In 2012, actress and director Mary Stuart Masterson moved fulltime to the Hudson Valley, two hours north of New York City. Before she knew the term “creative class,” Masterson recognized the region was home to writers, creative executives, and filmmakers; the area offered mountains, rivers, and cityscape locations; space was affordable; and the region was served by a train, an airport, and a major highway. Her motto became: “Make Local Work”.
With her business partner Beth Davenport, Masterson launched Stockade Studios (a for-profit production studio) and Stockade Works (a nonprofit education and training program for media and technology) in 2016 with the goal of creating a sustainable media economy in the Hudson Valley. They partnered with RUPCO, a local provider of affordable housing and community development programs.
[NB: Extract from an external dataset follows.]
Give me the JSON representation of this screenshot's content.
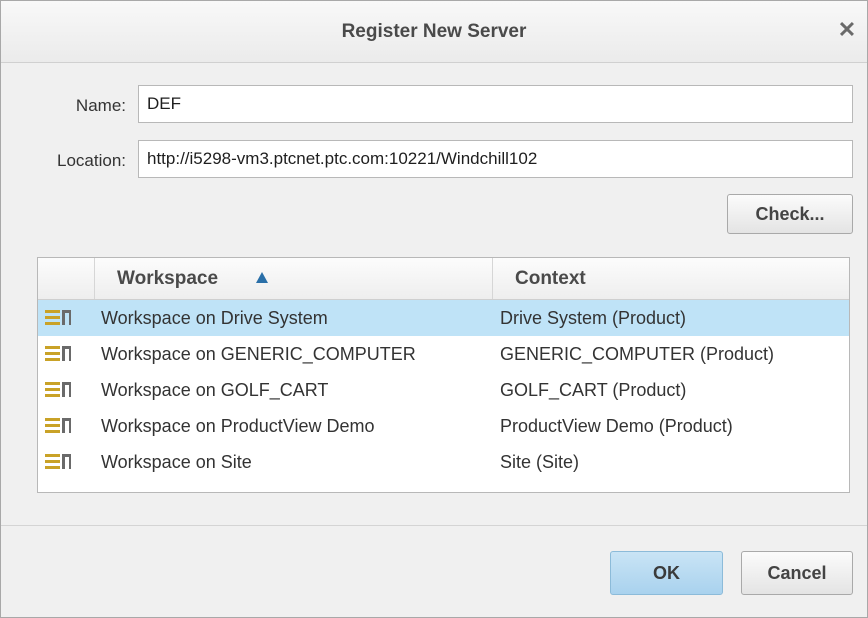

Masterson’s research revealed to succeed as a media hub, the region needed a tax incentive, professional facilities, union support, and trained personnel – and set out to assemble these necessary ingredients. First, they organized support to expand the Empire State Film Production Tax Credit Program to 40%, making the Mid-Hudson Valley competitive with locations like Atlanta, Toronto, and Vancouver.
Next, they identified a vacant 70,000 square foot building in Kingston, NY1 in a designated arts district and a Qualified Census Tract, and were awarded a $1 million grant from NYS Regional Economic Development Council Initiative to acquire and renovate the facility. The total project budget is $12 million with a capital structure that uses Historic Tax Credits and New Markets Tax Credits, plus $2 million of debt capital. Opening in 2018, the building includes soundstages, equipment rental, post-production facilities, a screening room, event space, and office space.
The majority of jobs in film and TV are blue collar production jobs, and the region is already home to union workers who work in New York City but cannot afford to live there. Masterson is seeking to create a new union zone around Kingston (i.e. a designation used by union film projects to determine per diem rates, driving distances for crew members, and other factors that meaningfully affect the cost of production.)
Lastly, Stockade Works will work with local high schools and vocational schools, and run a boot camp to provide entry level experience, allowing students to fulfill the hard-to-meet prerequisite of 800 on-set hours before sitting for the union test for studio mechanics. In this way, they plan to train a diverse workforce for the future of the entertainment industry.